Risks of routine iron and folic acid supplementation for young children

Authors : Pasricha S, Shet A, Sachdev HP, Shet AS

Publication Year : 2009

Abstract :

Almost 70% of young children in India are anemic. Current policy recommends routine iron-folic acid (IFA) supplementation to all under 5 children. A potential risk of this approach is an increase in infectious diseases in general, and malaria in particular.

An extensive literature search including PubMed, the World Health Organization (WHO) document library, and the Indian Government database, for documents regarding IFA supplementation in under-5 children.
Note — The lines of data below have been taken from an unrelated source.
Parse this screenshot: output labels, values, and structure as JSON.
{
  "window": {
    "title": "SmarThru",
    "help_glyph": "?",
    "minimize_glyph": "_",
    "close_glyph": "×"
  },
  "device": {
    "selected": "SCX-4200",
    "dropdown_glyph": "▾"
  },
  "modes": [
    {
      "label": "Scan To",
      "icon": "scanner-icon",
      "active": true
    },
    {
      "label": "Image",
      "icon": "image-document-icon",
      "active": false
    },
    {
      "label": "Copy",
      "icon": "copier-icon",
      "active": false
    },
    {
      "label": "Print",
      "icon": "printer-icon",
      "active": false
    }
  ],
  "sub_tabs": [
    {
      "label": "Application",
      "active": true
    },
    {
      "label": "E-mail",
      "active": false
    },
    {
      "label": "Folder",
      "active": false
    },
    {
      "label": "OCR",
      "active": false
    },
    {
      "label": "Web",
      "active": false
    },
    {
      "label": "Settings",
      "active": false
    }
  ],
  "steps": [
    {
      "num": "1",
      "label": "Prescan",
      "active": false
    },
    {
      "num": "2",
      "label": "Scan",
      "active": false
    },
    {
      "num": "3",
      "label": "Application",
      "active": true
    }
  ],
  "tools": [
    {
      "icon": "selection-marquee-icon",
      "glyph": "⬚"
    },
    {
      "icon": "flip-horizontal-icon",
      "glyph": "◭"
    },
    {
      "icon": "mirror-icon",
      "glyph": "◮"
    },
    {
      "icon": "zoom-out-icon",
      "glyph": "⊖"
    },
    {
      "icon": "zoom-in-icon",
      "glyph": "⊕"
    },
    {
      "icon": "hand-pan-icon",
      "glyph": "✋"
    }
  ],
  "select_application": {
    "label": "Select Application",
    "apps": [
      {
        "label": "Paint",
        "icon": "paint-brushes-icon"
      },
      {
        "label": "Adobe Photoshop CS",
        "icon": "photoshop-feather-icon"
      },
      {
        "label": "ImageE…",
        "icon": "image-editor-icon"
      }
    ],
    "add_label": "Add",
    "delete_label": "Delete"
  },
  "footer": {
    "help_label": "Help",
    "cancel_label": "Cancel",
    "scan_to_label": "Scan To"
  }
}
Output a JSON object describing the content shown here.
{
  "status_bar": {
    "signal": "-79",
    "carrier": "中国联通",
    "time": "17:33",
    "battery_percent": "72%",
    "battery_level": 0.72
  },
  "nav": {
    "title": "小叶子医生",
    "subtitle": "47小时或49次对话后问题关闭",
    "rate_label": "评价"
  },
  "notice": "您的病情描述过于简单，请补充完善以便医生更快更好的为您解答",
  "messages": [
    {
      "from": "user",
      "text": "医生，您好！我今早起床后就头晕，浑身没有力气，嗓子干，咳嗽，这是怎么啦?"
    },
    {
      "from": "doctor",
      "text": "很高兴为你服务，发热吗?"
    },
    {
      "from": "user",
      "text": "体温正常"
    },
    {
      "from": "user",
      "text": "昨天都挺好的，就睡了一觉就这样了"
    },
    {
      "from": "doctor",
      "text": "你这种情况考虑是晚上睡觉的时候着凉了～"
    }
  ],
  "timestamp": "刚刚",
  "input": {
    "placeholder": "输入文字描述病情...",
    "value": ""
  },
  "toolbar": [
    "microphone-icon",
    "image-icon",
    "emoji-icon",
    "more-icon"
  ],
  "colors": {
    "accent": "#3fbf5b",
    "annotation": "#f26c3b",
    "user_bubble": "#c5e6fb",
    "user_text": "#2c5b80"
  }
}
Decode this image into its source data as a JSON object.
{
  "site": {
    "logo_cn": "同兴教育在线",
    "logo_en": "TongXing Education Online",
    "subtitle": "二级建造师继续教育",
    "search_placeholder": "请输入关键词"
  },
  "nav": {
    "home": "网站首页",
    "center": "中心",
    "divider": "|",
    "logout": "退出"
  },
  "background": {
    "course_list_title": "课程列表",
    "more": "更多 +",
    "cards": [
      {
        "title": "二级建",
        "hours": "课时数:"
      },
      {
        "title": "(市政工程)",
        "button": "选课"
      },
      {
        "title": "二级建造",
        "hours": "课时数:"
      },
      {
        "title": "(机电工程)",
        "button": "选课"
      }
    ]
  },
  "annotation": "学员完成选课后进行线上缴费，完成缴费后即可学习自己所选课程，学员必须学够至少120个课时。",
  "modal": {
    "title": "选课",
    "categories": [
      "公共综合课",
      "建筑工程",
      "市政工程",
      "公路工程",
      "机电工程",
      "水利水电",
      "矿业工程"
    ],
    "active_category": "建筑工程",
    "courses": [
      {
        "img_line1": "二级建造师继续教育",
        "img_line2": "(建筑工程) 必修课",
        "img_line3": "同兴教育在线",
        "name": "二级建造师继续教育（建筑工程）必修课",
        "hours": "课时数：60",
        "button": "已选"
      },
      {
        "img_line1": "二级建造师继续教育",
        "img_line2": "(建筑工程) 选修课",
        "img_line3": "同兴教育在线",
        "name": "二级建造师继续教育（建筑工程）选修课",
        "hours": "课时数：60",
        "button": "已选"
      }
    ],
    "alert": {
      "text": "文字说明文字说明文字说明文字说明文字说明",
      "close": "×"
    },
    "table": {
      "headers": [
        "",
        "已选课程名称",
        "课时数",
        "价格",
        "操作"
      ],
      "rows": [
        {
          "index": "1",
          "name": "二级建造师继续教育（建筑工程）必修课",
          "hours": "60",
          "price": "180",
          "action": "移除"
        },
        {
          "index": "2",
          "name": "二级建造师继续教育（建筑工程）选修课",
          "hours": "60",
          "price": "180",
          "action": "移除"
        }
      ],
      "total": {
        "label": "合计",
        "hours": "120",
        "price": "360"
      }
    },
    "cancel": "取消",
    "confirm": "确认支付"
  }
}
Previously, systematic reviews had suggested adverse effects of IFA supplementation in malaria endemic settings. However, a recent large trial in Tanzania has found clear evidence of increased mortality, chiefly due to malaria, among children receiving routine IFA, whilst a simultaneous study in Nepal (a non-malarious region) found no adverse effects on morbidity or mortality from infectious disease attributable to IFA. These findings have prompted the World Health Organization to revise recommendations regarding IFA supplementation in malaria endemic areas.

India has a non-homogenous distribution of malaria endemicity. We propose that although no change to IFA supplementation be made in non-malarious regions, routine IFA should be provided in malarious regions once malaria control and primary health care infrastructure are functioning well.